     Upon receiving the mask Barnes is drawn to put it on and immediately is thrust into a weird nightmare like world with flying skulls, shooting flames, huge candelabras made out of hands and sacrifices upon altars. There is also a masked female present in the visions that appears to be Barnes's receptionist Miss Goodwin (Anne Collings) who who was hinted at earlier to being attracted to Barnes.
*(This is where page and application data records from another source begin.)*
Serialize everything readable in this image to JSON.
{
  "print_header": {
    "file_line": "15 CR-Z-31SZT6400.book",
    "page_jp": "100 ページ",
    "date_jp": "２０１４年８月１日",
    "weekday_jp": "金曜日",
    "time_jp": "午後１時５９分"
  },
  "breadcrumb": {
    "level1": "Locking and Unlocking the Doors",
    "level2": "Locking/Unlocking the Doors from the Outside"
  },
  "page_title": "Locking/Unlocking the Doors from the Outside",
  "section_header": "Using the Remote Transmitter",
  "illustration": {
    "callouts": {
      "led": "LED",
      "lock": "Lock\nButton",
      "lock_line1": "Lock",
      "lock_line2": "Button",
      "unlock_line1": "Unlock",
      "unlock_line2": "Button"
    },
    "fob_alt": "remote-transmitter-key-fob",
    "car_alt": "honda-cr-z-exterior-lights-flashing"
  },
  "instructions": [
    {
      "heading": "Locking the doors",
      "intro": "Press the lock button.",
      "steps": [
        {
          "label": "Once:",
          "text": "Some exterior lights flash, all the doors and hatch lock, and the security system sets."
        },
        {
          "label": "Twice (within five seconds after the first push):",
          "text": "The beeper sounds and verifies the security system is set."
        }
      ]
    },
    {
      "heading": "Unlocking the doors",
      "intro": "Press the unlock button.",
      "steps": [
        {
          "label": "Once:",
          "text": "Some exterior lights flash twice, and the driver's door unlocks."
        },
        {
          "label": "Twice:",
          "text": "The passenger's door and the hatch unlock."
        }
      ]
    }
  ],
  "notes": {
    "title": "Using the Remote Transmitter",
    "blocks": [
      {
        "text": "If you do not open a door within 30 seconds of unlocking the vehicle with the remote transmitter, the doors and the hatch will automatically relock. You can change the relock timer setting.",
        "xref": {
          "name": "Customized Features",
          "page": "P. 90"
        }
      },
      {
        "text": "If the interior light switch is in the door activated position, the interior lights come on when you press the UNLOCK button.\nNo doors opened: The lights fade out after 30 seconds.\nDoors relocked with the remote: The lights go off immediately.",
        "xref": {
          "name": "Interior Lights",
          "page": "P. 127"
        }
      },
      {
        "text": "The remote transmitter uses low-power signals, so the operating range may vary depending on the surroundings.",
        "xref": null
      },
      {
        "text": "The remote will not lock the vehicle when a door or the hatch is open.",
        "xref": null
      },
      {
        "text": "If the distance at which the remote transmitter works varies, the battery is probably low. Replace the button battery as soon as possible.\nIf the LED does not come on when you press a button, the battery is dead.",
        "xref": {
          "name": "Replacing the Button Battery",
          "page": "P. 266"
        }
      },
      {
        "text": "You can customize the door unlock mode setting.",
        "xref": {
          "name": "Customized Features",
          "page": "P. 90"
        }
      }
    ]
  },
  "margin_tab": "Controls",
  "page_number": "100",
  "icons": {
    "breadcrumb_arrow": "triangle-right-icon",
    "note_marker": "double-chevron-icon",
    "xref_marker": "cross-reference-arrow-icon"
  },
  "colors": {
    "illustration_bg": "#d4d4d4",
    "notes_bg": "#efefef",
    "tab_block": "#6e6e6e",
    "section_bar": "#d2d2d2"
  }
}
Also getting caught up in the infatuation with the mask is his girlfriend Pam Albright (busy TV actress Claudette Nevins), who in a strangely paced scene attempts to return the mask to the museum by stealing it and then engaging in car chase with Barnes in pursuit (the effective and creepy museum interiors were filmed in The royal Ontario Museum). Barnes seemingly uncontrolled compulsion to keep wearing it soon leads him to being compelled by the mask to commit murder.
   Weather intentional or not, the plot does seem to have vague drug references in relation to Barnes "addiction" to wearing the mask and in addition each time he wears it he emerges more disheveled with dark circles under his eyes and unshaven face almost being a Jekyll and Hyde like transformation, as the mask seemingly takes over the wearers mind & body (with Barnes beginning to look much like Radin, as they both end up with scratches on the same area of their face). In addition, another sequence has him trying to force the mask on Pam, trying to push in onto her face with almost orgasmic like glee.

    There are three separate 3D sequences (lasting a total of about 20 min.) in the movie and they're strategically placed in the beginning, middle and end to help keep the plot moving along. Although credited to special effects/montage director Slavko Vorkapich the vast majority of the 3D sequences were designed and directed by director Roffman after Vorkapich's proposals were deemed to expensive. Although obviously filmed on a low budget (with ever present mist helping hide the limited sets) the 3D nightmare sequences have an alternately startling & creepy atmosphere to them with some limited stop motion animation and make-up effects. The standard sequences feature some terrific moody B&W cinematography and although the story drags a bit at times (especially in regards to the above mentioned police investigation) the evenly spaced out running-wise 3D stuff helps keep the plot interesting and engaging. The mask itself is a terrific prop with its staring eyes and teeth baring grin.

     Back in the laser disc days THE MASK had brief release by Image that quickly turned into a collectors item, along with a VHS release by Rhino and a currently available DVD from Chezzy Flicks (which seems to be a copy from the Rhino tape). The 3D Film Institute has been promising a restored release from 35mm materials in both polarized and anaglyph 3D  at some point, but in the meantime there's a nice German DVD release (whose legality might be suspect) that presents the film in its proper aspect ratio from a decent looking print (with some minor damage & German credits) with and the 3D working surprisingly well with the supplied glasses. The German DVD also restores several sequences that were cut after the initial release including some great William Castle like pre-credit hyperbole by "mask expert" Jim Moran (actually Hollywood publicist Jim Moran) expounding on the history of ritualistic masks. Cool stuff !!